Athens Digest 25.09.2018

• Draghi keeps clear of Greek pension debate

• Decisions on budget set for December

• Journalist arrests draw beyond-border fire

• Love thy neighbour?

# European Central Bank President Mario Draghi says the ECB will not make any public comment on reforms in post-bailout Greece, refusing to be drawn into the ongoing debate on Greek pension cuts. Draghi spoke at the European Parliament’s Committee for Economic and Monetary Affairs: “The ECB will not say anything any longer about pensions, about structural reforms, about privatisations, about lots of the things that the ECB _ admittedly as a junior partner _ had (previously) said something.” The ECB will proceed in its own assessment of the Greek adjustment programme and focus on the macro financial aspect of the economy (VIDEO – time: 1.11.40)

# European creditors are unlikely to make any decisions on Greece’s 2019 budget until December, according to a senior Eurozone official, as lenders continue to struggle with the issue of pension reform.

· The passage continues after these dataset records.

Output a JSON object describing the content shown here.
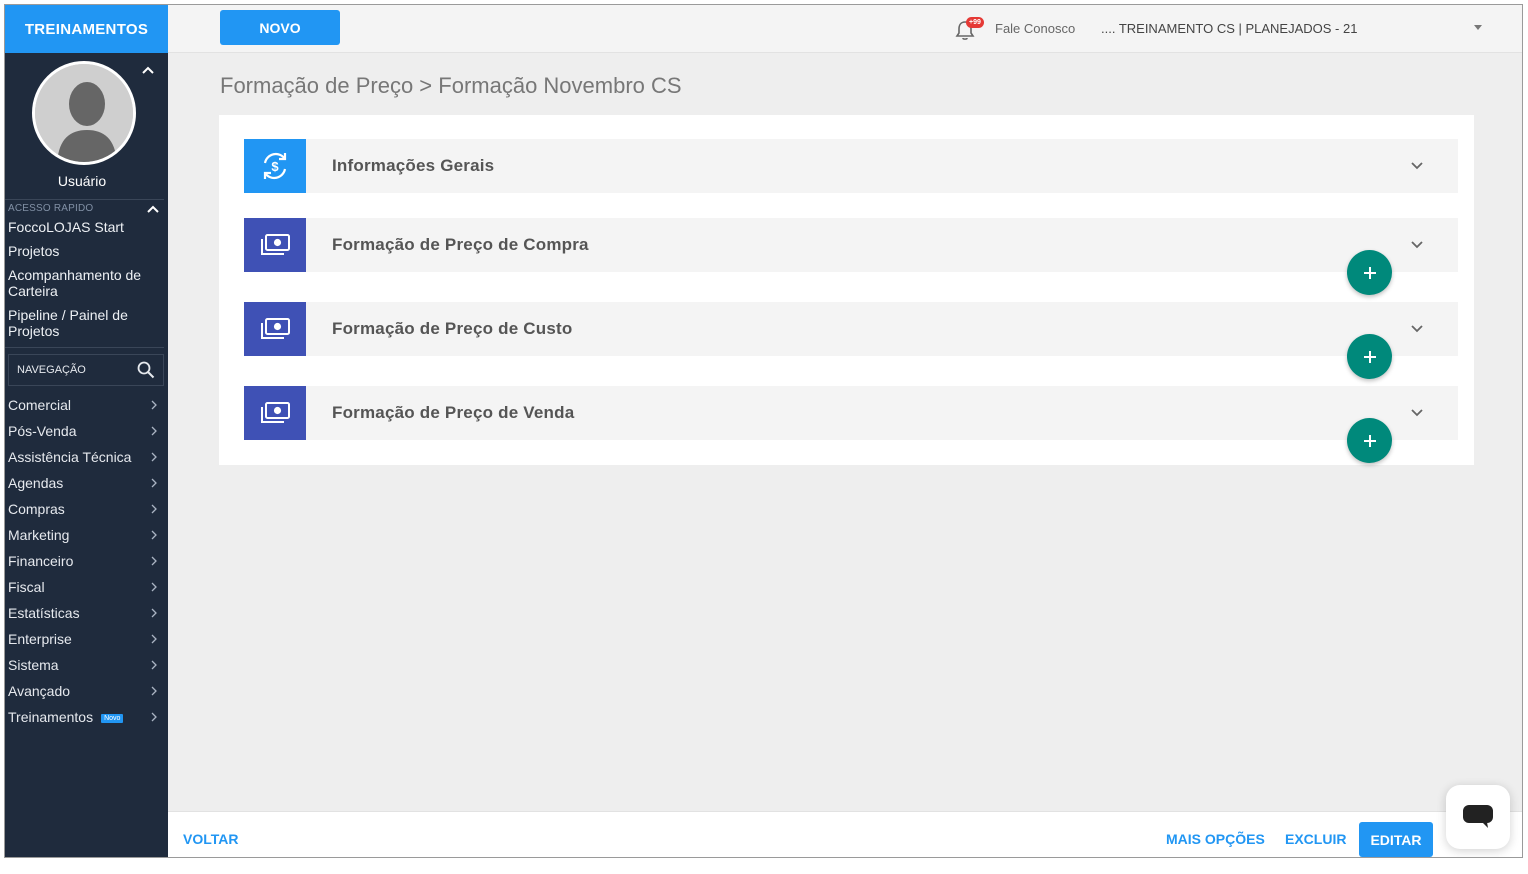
{
  "sidebar": {
    "brand": "TREINAMENTOS",
    "username": "Usuário",
    "quick_access_title": "ACESSO RAPIDO",
    "quick_access": [
      "FoccoLOJAS Start",
      "Projetos",
      "Acompanhamento de Carteira",
      "Pipeline / Painel de Projetos"
    ],
    "nav_search_label": "NAVEGAÇÃO",
    "nav_items": [
      "Comercial",
      "Pós-Venda",
      "Assistência Técnica",
      "Agendas",
      "Compras",
      "Marketing",
      "Financeiro",
      "Fiscal",
      "Estatísticas",
      "Enterprise",
      "Sistema",
      "Avançado",
      "Treinamentos"
    ],
    "new_badge": "Novo"
  },
  "topbar": {
    "new_button": "NOVO",
    "notification_badge": "+99",
    "contact_link": "Fale Conosco",
    "company_selector": ".... TREINAMENTO CS | PLANEJADOS - 21"
  },
  "breadcrumb": "Formação de Preço > Formação Novembro CS",
  "sections": [
    {
      "title": "Informações Gerais",
      "icon": "dollar-sync-icon"
    },
    {
      "title": "Formação de Preço de Compra",
      "icon": "money-bill-icon"
    },
    {
      "title": "Formação de Preço de Custo",
      "icon": "money-bill-icon"
    },
    {
      "title": "Formação de Preço de Venda",
      "icon": "money-bill-icon"
    }
  ],
  "bottombar": {
    "back": "VOLTAR",
    "more_options": "MAIS OPÇÕES",
    "delete": "EXCLUIR",
    "edit": "EDITAR"
  },
  "colors": {
    "primary": "#2196f3",
    "sidebar_bg": "#1f2b3d",
    "section_icon_blue": "#2196f3",
    "section_icon_indigo": "#3f51b5",
    "fab_green": "#00897b",
    "notification_red": "#e53935"
  }
}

The Tsipras government has framed the question as a fiscal issue and not a structural reform and has been highlighting policy disagreements between the IMF and the Europeans. Greece is obliged to issue its draft budget by mid-October but a report by creditors on their first post-bailout surveillance mission is not expected until a month afterward.

# European conservatives as well as Liberals and Democrats have led criticism of the weekend arrest and brief detention of three Greek journalists who reported on allegations of mismanagement of EU funds for refugees. Manfred Weber, the EPP leader, described the arrests as “appalling and against European values.” The European leader of Liberals and Democrats, Guy Verhofstadt, tweeted: “Instead of jailing critical journalists, the Greek government should explain what happened to the EU funds.” And Mina Andreeva, the EU Commission spokeswoman, while avoiding comment on specifics of the case, quoted Jean-Claude Juncker as saying: “There is no democracy without a free press.” In Athens, Defence Minister Panos Kammenos, who filed the complaint against the journalists, strongly denied the mismanagement claims.

# Greeks remain deeply distrustful of people they consider to be outsiders, a survey has found. The study by the Research and Policy Institute, diaNEOsis, found that 9 out of 10 respondents disagree with the statement that ‘Most people are trustworthy’ _ with the level falling off dramatically for people outside the respondent’s close environment. More than 80 percent trust family members, but just 20 percent trust foreigners. While more than 90 percent back the importance of democracy, faith in Greece’s democratic institutions is barely above 40 percent. Also: 1 in 3 Greeks would not like to have a gay neighbour, 1 in 4 would not want a migrant, and 1 in 5 say they would not want someone of a “different religion.”

On our Radar: Welcome, Tax Drones
Drones, by now, have a well established track-record of being used to hunt terror suspects, and are rapidly moving into areas like agriculture and medicine delivery for remote areas. In Greece, they also have made their debut as flying tax inspectors, starting on the holiday island of Santorini. The Independent Authority for Public Revenue says drones were used last week to track luxury cruise boats used for popular tours of the caldera. Operators of nine vessels didn’t bother issuing receipts, the authority said, running up a bill of unpaid taxes worth EUR 25,000 in a single day.